**Records for this exercise**

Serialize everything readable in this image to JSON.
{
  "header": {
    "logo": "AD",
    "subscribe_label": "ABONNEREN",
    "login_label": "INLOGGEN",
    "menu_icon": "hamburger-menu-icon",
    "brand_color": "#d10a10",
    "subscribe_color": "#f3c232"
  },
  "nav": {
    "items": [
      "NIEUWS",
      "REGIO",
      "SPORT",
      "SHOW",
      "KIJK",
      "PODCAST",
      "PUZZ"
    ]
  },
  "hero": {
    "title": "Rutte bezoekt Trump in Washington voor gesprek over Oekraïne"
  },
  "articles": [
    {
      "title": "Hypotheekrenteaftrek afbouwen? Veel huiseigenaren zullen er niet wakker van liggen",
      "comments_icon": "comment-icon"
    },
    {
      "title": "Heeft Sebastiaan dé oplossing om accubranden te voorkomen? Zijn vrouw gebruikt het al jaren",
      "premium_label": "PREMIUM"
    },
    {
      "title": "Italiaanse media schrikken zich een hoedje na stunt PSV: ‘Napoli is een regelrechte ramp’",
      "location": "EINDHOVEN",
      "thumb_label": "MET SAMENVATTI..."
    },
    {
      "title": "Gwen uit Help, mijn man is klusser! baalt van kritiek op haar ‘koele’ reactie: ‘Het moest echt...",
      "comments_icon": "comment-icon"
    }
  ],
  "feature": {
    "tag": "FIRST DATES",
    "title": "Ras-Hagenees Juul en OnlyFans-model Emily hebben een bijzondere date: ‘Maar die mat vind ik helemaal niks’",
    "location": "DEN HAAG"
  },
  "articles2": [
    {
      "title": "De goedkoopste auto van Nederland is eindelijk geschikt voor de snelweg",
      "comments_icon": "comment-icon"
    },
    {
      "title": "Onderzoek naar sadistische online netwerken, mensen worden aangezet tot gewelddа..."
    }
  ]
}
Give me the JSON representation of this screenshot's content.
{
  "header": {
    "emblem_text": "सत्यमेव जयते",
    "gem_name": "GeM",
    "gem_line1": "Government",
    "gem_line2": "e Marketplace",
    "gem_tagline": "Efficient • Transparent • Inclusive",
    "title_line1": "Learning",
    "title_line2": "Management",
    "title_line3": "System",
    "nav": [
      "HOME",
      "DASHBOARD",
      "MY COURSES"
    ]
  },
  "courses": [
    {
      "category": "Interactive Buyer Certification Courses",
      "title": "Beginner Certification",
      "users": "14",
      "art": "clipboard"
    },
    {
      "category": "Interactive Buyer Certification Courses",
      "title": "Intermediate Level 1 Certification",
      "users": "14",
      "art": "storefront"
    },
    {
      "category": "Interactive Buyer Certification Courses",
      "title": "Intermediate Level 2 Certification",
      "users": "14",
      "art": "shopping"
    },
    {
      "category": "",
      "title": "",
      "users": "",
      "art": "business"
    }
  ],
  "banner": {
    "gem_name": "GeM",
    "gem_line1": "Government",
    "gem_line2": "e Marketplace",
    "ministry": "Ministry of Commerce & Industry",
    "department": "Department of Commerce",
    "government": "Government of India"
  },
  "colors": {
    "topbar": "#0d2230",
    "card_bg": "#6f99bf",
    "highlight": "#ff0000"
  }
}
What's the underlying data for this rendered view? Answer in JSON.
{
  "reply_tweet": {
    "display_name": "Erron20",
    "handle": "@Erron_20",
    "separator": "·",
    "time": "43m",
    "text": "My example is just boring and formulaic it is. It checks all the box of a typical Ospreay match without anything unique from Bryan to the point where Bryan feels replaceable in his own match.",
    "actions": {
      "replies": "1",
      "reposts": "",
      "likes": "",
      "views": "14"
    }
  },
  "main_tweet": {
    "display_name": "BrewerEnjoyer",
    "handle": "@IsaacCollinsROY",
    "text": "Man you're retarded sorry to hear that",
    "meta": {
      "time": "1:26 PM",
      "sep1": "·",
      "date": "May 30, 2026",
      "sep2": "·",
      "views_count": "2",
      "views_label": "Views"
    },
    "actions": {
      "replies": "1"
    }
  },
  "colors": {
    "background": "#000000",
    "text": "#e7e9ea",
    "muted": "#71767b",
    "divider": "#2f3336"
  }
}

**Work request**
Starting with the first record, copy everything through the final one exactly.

**Task answer**
Serialize everything readable in this image to JSON.
{
  "header": {
    "logo": "AD",
    "subscribe_label": "ABONNEREN",
    "login_label": "INLOGGEN",
    "menu_icon": "hamburger-menu-icon",
    "brand_color": "#d10a10",
    "subscribe_color": "#f3c232"
  },
  "nav": {
    "items": [
      "NIEUWS",
      "REGIO",
      "SPORT",
      "SHOW",
      "KIJK",
      "PODCAST",
      "PUZZ"
    ]
  },
  "hero": {
    "title": "Rutte bezoekt Trump in Washington voor gesprek over Oekraïne"
  },
  "articles": [
    {
      "title": "Hypotheekrenteaftrek afbouwen? Veel huiseigenaren zullen er niet wakker van liggen",
      "comments_icon": "comment-icon"
    },
    {
      "title": "Heeft Sebastiaan dé oplossing om accubranden te voorkomen? Zijn vrouw gebruikt het al jaren",
      "premium_label": "PREMIUM"
    },
    {
      "title": "Italiaanse media schrikken zich een hoedje na stunt PSV: ‘Napoli is een regelrechte ramp’",
      "location": "EINDHOVEN",
      "thumb_label": "MET SAMENVATTI..."
    },
    {
      "title": "Gwen uit Help, mijn man is klusser! baalt van kritiek op haar ‘koele’ reactie: ‘Het moest echt...",
      "comments_icon": "comment-icon"
    }
  ],
  "feature": {
    "tag": "FIRST DATES",
    "title": "Ras-Hagenees Juul en OnlyFans-model Emily hebben een bijzondere date: ‘Maar die mat vind ik helemaal niks’",
    "location": "DEN HAAG"
  },
  "articles2": [
    {
      "title": "De goedkoopste auto van Nederland is eindelijk geschikt voor de snelweg",
      "comments_icon": "comment-icon"
    },
    {
      "title": "Onderzoek naar sadistische online netwerken, mensen worden aangezet tot gewelddа..."
    }
  ]
}
Give me the JSON representation of this screenshot's content.
{
  "header": {
    "emblem_text": "सत्यमेव जयते",
    "gem_name": "GeM",
    "gem_line1": "Government",
    "gem_line2": "e Marketplace",
    "gem_tagline": "Efficient • Transparent • Inclusive",
    "title_line1": "Learning",
    "title_line2": "Management",
    "title_line3": "System",
    "nav": [
      "HOME",
      "DASHBOARD",
      "MY COURSES"
    ]
  },
  "courses": [
    {
      "category": "Interactive Buyer Certification Courses",
      "title": "Beginner Certification",
      "users": "14",
      "art": "clipboard"
    },
    {
      "category": "Interactive Buyer Certification Courses",
      "title": "Intermediate Level 1 Certification",
      "users": "14",
      "art": "storefront"
    },
    {
      "category": "Interactive Buyer Certification Courses",
      "title": "Intermediate Level 2 Certification",
      "users": "14",
      "art": "shopping"
    },
    {
      "category": "",
      "title": "",
      "users": "",
      "art": "business"
    }
  ],
  "banner": {
    "gem_name": "GeM",
    "gem_line1": "Government",
    "gem_line2": "e Marketplace",
    "ministry": "Ministry of Commerce & Industry",
    "department": "Department of Commerce",
    "government": "Government of India"
  },
  "colors": {
    "topbar": "#0d2230",
    "card_bg": "#6f99bf",
    "highlight": "#ff0000"
  }
}
What's the underlying data for this rendered view? Answer in JSON.
{
  "reply_tweet": {
    "display_name": "Erron20",
    "handle": "@Erron_20",
    "separator": "·",
    "time": "43m",
    "text": "My example is just boring and formulaic it is. It checks all the box of a typical Ospreay match without anything unique from Bryan to the point where Bryan feels replaceable in his own match.",
    "actions": {
      "replies": "1",
      "reposts": "",
      "likes": "",
      "views": "14"
    }
  },
  "main_tweet": {
    "display_name": "BrewerEnjoyer",
    "handle": "@IsaacCollinsROY",
    "text": "Man you're retarded sorry to hear that",
    "meta": {
      "time": "1:26 PM",
      "sep1": "·",
      "date": "May 30, 2026",
      "sep2": "·",
      "views_count": "2",
      "views_label": "Views"
    },
    "actions": {
      "replies": "1"
    }
  },
  "colors": {
    "background": "#000000",
    "text": "#e7e9ea",
    "muted": "#71767b",
    "divider": "#2f3336"
  }
}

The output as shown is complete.